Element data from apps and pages
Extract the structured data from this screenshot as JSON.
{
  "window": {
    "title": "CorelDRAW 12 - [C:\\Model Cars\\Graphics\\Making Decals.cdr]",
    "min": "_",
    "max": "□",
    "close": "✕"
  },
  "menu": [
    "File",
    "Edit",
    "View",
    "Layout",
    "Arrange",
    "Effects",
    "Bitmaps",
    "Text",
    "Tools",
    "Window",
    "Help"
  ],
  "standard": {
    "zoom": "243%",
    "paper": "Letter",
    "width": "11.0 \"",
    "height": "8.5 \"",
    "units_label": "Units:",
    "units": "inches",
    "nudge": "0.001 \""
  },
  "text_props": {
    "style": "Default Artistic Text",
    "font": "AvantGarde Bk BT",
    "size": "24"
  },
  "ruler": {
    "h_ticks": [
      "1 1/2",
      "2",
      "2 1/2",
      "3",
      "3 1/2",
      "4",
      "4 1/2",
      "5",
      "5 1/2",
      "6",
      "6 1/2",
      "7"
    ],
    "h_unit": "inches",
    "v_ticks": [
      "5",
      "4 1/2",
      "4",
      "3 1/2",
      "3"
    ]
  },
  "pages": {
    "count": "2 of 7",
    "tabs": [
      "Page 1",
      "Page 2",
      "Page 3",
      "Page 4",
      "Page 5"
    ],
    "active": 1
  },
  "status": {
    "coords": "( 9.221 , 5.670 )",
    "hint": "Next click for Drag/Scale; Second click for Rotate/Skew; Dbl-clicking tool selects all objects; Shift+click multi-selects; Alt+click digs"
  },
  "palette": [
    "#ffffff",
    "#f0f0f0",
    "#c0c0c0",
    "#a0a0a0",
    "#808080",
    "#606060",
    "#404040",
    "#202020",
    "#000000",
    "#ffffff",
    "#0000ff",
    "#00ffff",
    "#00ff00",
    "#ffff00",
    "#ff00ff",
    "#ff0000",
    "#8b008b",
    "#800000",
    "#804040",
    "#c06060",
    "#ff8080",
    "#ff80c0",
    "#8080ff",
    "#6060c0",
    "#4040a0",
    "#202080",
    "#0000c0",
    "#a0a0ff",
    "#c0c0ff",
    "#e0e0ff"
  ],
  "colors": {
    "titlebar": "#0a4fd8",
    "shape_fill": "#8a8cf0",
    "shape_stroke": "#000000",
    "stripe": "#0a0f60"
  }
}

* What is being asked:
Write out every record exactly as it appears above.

* Your solution:
Extract the structured data from this screenshot as JSON.
{
  "window": {
    "title": "CorelDRAW 12 - [C:\\Model Cars\\Graphics\\Making Decals.cdr]",
    "min": "_",
    "max": "□",
    "close": "✕"
  },
  "menu": [
    "File",
    "Edit",
    "View",
    "Layout",
    "Arrange",
    "Effects",
    "Bitmaps",
    "Text",
    "Tools",
    "Window",
    "Help"
  ],
  "standard": {
    "zoom": "243%",
    "paper": "Letter",
    "width": "11.0 \"",
    "height": "8.5 \"",
    "units_label": "Units:",
    "units": "inches",
    "nudge": "0.001 \""
  },
  "text_props": {
    "style": "Default Artistic Text",
    "font": "AvantGarde Bk BT",
    "size": "24"
  },
  "ruler": {
    "h_ticks": [
      "1 1/2",
      "2",
      "2 1/2",
      "3",
      "3 1/2",
      "4",
      "4 1/2",
      "5",
      "5 1/2",
      "6",
      "6 1/2",
      "7"
    ],
    "h_unit": "inches",
    "v_ticks": [
      "5",
      "4 1/2",
      "4",
      "3 1/2",
      "3"
    ]
  },
  "pages": {
    "count": "2 of 7",
    "tabs": [
      "Page 1",
      "Page 2",
      "Page 3",
      "Page 4",
      "Page 5"
    ],
    "active": 1
  },
  "status": {
    "coords": "( 9.221 , 5.670 )",
    "hint": "Next click for Drag/Scale; Second click for Rotate/Skew; Dbl-clicking tool selects all objects; Shift+click multi-selects; Alt+click digs"
  },
  "palette": [
    "#ffffff",
    "#f0f0f0",
    "#c0c0c0",
    "#a0a0a0",
    "#808080",
    "#606060",
    "#404040",
    "#202020",
    "#000000",
    "#ffffff",
    "#0000ff",
    "#00ffff",
    "#00ff00",
    "#ffff00",
    "#ff00ff",
    "#ff0000",
    "#8b008b",
    "#800000",
    "#804040",
    "#c06060",
    "#ff8080",
    "#ff80c0",
    "#8080ff",
    "#6060c0",
    "#4040a0",
    "#202080",
    "#0000c0",
    "#a0a0ff",
    "#c0c0ff",
    "#e0e0ff"
  ],
  "colors": {
    "titlebar": "#0a4fd8",
    "shape_fill": "#8a8cf0",
    "shape_stroke": "#000000",
    "stripe": "#0a0f60"
  }
}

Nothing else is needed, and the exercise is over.